We often take trees for granted. We forget they are the most expensive part of our landscapes. And if we’re not caring for them properly, we’re not protecting our long-term investment.

  • Many mature trees are worth thousands of dollars. As trees grow, they increase property value and add curb appeal.
  • If a large tree dies, you can’t go out and replace it with one of the same size as it will take years to grow another one as large.
  • Plus, every tree helps keep us alive. The average tree removes 48 lbs. of carbon dioxide per year while creating enough oxygen for 2 people to live an entire year.

To protect your investment in trees, make sure they are examined and pruned as needed. Many trees have put on substantial growth this summer, to the point of being overgrown.

They have been affected by the past 3 years’ worth of tough weather beginning with the November 2014 freeze followed by a super wet spring that may have created fungus problems. Plus, we’ve had Mother’s Day storms two years in a row that broke branches.

If your trees have not had much attention since these weather events, now is the time to make sure they receive the TLC they need to face another winter. They may also need thinning so they can handle heavy snows without breaking. Starting in August, it’s a good time to prune so your trees are set for the winter months ahead.

There are 4 main problems that should be addressed when pruning

#1 – Dead branches. They are generally the easiest to see because they have no leaves. It’s dangerous to leave them in the tree because they are more easily broken in wind and from the extra weight of heavy snows.

#2 – Storm damage. After storms, there are often limbs that are completely detached, but still hanging in the tree. Falling limbs can injure people and create property damage and should be removed right away. Broken, but attached branches should also be removed.

#3 – Branches hitting structures. Branches that touch and rub against the house, gutters, windows, fences or hang over the street and sidewalk or are near powerlines, can cause damage and should be removed.

#4 – Where the tree is damaging itself. When branches are rubbing against one another, both will be damaged and the problem needs to be resolved via pruning. When there is too much interior growth within the tree blocking out the sun, the tree should also be thinned. On younger trees, pruning is often done to shape the tree as it grows

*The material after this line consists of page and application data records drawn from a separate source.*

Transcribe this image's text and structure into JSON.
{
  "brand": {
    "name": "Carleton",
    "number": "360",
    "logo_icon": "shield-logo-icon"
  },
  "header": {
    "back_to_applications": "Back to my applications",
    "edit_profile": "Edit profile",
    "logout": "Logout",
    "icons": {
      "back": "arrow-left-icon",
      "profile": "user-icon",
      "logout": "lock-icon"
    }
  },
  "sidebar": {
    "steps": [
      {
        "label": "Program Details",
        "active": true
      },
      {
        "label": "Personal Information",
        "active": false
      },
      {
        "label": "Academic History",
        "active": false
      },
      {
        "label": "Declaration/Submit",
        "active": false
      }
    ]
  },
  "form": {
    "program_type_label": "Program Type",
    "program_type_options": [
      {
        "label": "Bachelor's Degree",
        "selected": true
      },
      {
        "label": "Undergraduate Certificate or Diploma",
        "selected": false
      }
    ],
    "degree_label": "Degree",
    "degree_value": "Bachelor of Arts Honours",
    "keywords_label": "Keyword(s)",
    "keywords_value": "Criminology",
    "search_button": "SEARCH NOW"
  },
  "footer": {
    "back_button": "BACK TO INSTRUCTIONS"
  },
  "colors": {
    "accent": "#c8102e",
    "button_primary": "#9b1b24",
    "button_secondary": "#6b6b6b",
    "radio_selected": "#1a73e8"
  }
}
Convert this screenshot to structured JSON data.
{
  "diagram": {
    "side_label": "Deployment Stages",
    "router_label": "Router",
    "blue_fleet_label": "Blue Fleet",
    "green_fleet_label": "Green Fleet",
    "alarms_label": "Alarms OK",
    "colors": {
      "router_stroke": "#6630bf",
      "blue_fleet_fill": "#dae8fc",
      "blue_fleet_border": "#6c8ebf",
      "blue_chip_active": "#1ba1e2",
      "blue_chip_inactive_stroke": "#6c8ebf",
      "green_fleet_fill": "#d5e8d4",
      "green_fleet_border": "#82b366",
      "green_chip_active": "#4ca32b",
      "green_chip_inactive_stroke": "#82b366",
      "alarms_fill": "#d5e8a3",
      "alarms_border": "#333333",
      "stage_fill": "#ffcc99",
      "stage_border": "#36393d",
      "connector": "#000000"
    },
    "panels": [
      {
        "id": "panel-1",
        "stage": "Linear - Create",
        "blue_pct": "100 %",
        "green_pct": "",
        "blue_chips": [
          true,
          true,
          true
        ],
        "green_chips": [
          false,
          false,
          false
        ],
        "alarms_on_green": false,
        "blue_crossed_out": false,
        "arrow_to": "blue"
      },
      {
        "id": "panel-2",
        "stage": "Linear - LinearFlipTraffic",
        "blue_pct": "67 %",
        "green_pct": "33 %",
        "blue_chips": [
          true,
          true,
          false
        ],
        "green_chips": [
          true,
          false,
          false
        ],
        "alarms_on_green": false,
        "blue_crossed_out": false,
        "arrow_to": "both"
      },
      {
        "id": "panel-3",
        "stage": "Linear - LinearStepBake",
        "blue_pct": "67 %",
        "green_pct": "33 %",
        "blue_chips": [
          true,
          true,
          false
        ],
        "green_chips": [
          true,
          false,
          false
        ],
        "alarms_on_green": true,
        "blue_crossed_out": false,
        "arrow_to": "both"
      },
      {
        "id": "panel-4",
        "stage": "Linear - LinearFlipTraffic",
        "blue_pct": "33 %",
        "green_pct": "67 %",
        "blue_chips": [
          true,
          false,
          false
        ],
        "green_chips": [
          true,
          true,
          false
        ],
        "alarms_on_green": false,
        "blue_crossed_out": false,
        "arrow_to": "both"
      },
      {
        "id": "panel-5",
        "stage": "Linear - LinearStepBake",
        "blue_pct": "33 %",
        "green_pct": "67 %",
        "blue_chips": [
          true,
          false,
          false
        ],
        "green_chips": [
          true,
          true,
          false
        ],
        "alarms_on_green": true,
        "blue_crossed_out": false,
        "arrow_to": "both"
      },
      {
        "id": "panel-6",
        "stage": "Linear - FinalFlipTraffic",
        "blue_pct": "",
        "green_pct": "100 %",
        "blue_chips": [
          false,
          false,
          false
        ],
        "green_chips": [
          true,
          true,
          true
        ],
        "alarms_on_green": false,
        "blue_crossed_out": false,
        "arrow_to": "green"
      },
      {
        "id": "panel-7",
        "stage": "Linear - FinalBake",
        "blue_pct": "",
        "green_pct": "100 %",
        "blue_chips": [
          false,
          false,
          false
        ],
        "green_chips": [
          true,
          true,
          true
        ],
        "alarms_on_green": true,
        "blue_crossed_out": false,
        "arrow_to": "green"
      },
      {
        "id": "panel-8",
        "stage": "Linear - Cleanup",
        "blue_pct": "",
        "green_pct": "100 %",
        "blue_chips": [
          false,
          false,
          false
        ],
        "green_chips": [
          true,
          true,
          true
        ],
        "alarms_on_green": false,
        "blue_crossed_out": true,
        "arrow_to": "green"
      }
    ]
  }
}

Use these cooler days of summer to get your trees prepared for the snow and wind season. And remember, if you don’t have proper safety gear to protect yourself or can’t prune while standing with both feet on the ground, it’s time to call in a pro. Tree pros have the equipment and the expertise to do the job properly.

This entry was posted in Trees, Residential, Maintenance